Bradshaw's last postseason game, he completed 28-of-39 passes for
325 yards, two touchdowns and two interceptions.
After undergoing offseason elbow surgery, Bradshaw was idle for
the first 14 games of the 1983 NFL season. Then on December 10 against
the New York Jets, he felt a pop in his elbow while throwing his
final pass, a ten yard touchdown to Calvin Sweeney in the second
quarter of the Steelers' 34-7 win. Bradshaw later left the game and
never played again. The two touchdowns Bradshaw threw in what would
be the final NFL game played at Shea Stadium (and the last NFL game
in New York City to date) allowed him to finish his career with two
more touchdowns (212) than interceptions (210) for his career. In
his 14-season career, Bradshaw completed 2,025 of 3,901 passes for
27,989 yards and 212 touchdowns. He also rushed 444 times for 2,257
yards and 32 touchdowns. He was 107-51 as the starting quarterback
and the Steelers reached the playoffs 10 times. His career postseason
record as a starter was 14-5. He was also selected to play in three
Pro Bowl games.
While the Steelers no longer officially retire uniform numbers (with
the exception of Ernie Stautner's #70), they have not reissued Bradshaw's

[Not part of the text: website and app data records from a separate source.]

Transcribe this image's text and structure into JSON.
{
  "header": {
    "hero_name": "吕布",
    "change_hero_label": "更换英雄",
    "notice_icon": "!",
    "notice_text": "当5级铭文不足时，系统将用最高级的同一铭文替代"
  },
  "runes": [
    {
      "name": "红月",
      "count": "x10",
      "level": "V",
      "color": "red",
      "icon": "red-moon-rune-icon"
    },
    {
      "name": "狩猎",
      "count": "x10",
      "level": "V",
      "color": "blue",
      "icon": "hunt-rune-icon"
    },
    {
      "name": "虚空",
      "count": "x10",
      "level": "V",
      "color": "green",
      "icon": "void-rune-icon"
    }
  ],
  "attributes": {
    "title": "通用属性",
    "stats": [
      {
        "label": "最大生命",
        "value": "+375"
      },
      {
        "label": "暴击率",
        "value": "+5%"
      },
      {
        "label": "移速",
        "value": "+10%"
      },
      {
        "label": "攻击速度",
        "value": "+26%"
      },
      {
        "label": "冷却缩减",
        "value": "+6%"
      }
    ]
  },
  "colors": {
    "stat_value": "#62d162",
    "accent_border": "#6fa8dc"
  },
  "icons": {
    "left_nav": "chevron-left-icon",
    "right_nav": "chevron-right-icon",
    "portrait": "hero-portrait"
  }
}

#12 since he retired, and it is generally understood that no Steeler
will wear that number again.
In 1999, he was ranked number 44 on The Sporting News' list of the
100 Greatest Football Players.